◆ MATERIAL SUPPLIED ◆
________________

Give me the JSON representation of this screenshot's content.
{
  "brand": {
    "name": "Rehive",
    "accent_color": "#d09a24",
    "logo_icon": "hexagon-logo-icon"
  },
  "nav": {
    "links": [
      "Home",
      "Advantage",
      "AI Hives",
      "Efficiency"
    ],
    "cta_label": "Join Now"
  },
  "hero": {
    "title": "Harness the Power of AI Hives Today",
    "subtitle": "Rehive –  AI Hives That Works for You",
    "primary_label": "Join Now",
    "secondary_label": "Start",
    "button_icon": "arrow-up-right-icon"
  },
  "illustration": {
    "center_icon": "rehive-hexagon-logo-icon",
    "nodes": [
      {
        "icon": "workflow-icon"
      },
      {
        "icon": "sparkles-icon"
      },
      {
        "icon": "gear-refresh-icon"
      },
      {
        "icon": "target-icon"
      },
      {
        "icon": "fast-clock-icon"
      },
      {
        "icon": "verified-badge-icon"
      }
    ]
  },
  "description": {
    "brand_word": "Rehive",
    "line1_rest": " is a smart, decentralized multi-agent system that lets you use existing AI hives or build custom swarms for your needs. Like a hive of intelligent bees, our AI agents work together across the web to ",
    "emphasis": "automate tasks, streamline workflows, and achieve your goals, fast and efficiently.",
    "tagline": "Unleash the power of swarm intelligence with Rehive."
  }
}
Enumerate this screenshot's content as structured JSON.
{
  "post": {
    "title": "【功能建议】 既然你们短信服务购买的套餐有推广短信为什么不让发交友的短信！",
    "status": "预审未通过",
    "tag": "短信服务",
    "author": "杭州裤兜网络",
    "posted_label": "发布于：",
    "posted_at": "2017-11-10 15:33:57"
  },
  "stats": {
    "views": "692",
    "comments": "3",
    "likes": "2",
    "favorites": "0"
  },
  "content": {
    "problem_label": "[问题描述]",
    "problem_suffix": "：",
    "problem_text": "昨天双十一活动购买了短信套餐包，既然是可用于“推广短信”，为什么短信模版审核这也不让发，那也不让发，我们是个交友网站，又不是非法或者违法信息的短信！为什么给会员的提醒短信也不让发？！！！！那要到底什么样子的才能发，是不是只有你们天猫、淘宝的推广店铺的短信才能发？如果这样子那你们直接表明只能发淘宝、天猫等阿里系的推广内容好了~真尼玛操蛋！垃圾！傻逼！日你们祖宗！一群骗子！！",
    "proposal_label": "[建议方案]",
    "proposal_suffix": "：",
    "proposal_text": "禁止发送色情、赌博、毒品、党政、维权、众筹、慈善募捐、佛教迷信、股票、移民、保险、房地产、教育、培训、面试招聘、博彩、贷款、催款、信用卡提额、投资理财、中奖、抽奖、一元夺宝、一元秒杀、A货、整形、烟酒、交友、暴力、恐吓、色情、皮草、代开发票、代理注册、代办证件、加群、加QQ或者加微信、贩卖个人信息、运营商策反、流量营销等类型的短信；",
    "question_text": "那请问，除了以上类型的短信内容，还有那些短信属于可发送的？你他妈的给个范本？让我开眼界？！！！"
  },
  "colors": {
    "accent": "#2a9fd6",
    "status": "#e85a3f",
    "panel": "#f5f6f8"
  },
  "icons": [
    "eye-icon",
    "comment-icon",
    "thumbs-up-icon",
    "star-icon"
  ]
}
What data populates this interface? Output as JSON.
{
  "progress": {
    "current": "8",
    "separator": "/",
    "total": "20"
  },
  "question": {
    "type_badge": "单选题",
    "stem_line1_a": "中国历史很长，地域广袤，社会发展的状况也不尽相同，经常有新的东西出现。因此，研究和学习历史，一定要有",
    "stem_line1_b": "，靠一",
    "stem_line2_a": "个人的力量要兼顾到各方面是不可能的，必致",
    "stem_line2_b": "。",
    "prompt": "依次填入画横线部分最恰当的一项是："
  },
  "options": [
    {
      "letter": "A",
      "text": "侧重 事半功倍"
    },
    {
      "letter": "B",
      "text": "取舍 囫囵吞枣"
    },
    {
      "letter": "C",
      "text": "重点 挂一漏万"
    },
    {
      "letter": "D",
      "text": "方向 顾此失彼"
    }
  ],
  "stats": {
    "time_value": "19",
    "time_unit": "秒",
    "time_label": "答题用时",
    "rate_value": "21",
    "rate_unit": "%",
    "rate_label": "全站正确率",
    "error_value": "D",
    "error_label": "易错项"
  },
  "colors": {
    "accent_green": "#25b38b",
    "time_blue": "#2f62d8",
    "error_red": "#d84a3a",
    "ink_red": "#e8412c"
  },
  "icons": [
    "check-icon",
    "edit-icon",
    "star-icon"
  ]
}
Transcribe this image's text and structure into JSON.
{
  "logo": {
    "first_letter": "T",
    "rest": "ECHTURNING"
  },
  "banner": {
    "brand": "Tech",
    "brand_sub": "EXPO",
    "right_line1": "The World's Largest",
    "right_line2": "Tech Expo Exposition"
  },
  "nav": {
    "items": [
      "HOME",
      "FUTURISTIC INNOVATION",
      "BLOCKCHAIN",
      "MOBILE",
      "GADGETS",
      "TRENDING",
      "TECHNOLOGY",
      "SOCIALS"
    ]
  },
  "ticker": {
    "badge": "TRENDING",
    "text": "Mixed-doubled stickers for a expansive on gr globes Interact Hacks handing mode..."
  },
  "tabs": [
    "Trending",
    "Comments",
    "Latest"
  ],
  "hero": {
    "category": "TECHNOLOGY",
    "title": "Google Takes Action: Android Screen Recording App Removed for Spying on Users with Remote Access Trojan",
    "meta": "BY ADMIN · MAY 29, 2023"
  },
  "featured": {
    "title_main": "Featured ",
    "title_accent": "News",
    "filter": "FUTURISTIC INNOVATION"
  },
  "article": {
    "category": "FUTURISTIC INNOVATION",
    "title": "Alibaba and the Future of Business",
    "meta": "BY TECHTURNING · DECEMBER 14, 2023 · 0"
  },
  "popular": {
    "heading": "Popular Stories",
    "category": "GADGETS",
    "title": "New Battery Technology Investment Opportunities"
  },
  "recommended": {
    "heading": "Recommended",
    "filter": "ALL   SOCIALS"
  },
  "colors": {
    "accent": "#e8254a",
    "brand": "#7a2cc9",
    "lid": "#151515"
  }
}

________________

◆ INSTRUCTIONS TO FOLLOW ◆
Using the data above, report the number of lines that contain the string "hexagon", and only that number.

◆ RESULT FOR THIS TASK ◆
2